SOUTH AFRICA: OPERATORS HOWL OVER ICASA PROPOSALS TO LOWER INTERCONNECT
Moves by the telecommunications regulator to slash the fees that rival operators charge to route calls from one network to another would not result in a substantial cut in the costs to consumers, the operators claimed on Monday last.
The Independent Communications Authority of SA (ICASA) says Telkom and the mobile operators charge each other too much to interconnect their calls. ICASA believes consumers will benefit if it forces the fees down.
But ICASA was wrong about the net effect, and was also overstepping its powers by proposing to intervene, said Telkom and MTN at public hearings on Monday. ICASA has drawn up interconnection guidelines proposing that the operators charge a fee that reflects the actual cost of terminating a call on their networks.
That could be at least 30% lower than the present fees. At the moment, interconnection fees account for 66% of what consumers pay for a fixed line-to-mobile call and 11% of a mobile-to-fixed line call, according to recent research.
The operators argue that although they pay some fees as well as receive some fees, the rates are negotiated so the players that have invested the most in their networks receive more than they pay, to help them recoup their costs.

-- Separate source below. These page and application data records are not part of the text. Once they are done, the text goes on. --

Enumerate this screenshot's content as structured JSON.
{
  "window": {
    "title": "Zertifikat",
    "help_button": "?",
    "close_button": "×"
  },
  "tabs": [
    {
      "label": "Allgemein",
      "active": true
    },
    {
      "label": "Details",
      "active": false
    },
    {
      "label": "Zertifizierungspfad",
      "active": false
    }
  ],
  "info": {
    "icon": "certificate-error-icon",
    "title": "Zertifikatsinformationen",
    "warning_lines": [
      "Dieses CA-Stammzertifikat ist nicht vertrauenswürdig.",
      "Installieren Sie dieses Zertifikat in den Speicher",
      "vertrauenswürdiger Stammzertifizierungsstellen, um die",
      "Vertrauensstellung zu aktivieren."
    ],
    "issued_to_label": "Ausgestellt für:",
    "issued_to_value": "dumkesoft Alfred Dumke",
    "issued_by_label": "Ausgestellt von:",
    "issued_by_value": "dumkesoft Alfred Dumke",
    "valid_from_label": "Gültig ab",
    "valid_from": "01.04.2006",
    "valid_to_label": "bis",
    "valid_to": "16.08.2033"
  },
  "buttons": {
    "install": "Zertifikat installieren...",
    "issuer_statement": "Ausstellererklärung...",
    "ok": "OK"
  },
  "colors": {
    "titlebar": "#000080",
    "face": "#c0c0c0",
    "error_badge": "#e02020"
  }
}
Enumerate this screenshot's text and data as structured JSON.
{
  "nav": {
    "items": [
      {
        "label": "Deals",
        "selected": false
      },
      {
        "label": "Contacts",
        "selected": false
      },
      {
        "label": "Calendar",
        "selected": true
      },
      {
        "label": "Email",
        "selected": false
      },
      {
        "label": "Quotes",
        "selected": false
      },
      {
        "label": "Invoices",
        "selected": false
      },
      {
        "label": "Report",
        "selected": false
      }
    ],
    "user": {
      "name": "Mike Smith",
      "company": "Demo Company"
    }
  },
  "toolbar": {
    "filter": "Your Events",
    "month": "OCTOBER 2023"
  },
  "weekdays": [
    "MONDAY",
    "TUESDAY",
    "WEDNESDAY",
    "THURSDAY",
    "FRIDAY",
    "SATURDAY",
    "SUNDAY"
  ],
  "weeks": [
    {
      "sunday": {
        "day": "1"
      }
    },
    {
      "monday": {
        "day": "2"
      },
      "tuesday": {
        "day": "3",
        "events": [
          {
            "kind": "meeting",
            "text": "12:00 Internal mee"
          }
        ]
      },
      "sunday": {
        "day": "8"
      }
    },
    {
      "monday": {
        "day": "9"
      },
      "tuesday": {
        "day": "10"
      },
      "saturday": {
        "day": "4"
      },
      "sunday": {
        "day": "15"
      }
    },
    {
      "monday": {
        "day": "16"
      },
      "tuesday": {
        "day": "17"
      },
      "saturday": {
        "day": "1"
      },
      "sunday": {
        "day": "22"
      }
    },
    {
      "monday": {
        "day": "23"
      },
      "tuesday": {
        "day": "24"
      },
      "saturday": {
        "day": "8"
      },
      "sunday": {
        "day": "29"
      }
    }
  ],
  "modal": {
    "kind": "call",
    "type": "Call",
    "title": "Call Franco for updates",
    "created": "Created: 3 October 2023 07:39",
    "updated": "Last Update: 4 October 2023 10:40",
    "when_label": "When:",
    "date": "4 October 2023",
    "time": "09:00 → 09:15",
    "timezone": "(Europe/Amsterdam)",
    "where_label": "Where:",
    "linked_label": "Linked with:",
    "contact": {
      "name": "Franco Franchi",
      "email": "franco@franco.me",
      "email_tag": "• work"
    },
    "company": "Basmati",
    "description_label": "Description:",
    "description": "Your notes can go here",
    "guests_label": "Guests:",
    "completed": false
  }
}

Telkom's regulatory affairs executive, Gabriele Celli, said cost-based fees would leave the operators unable to recover the costs incurred in rolling out their networks. MTN's GM of regulatory affairs, Graham de Vries, agreed that cost-based fees would undermine MTN's investment.
"ICASA is on the verge of restructuring the industry through interconnection guide-lines that would probably be the most intrusive regulations deployed for mobile operators anywhere in the world," he said. "High interconnection fees have no impact on retail prices because the operators receive as much as they pay," De Vries said.
What fees did was allow South African operators to earn more money from foreign operators, as local users typically receive three times more international calls than they make, he said.
If Icasa felt there was a problem with the cost of calls, it could take less Draconian steps than intervening in the interconnection fees, he said. "You take a fly swatter to a fly, not a hammer."
Interconnection fees are subject to confidentiality clauses but, according to Genesis Analytics, Telkom charges 31c at peak times and 17c in off-peak periods for mobile-to-fixed calls.
The mobile operators charge R1,25, which was probably at least 30% higher than the actual cost of connecting the calls, Genesis said. ICASA councillor Zolisa Masiza said there had been a 635% rise in interconnection fees over 11 years, up from 20c.
Current laws allow Icasa to impose cost-based inter- connection fees on "dominant" operators and ICASA has declared Telkom a dominant player.
ICASA has also ruled that MTN and Vodacom are dominant companies, which would let ICASA determine their interconnection fees. MTN and Vodacom oppose that view and have gone to the Supreme Court to argue that, although they have big shares of the market, that does not translate into unfair dominance.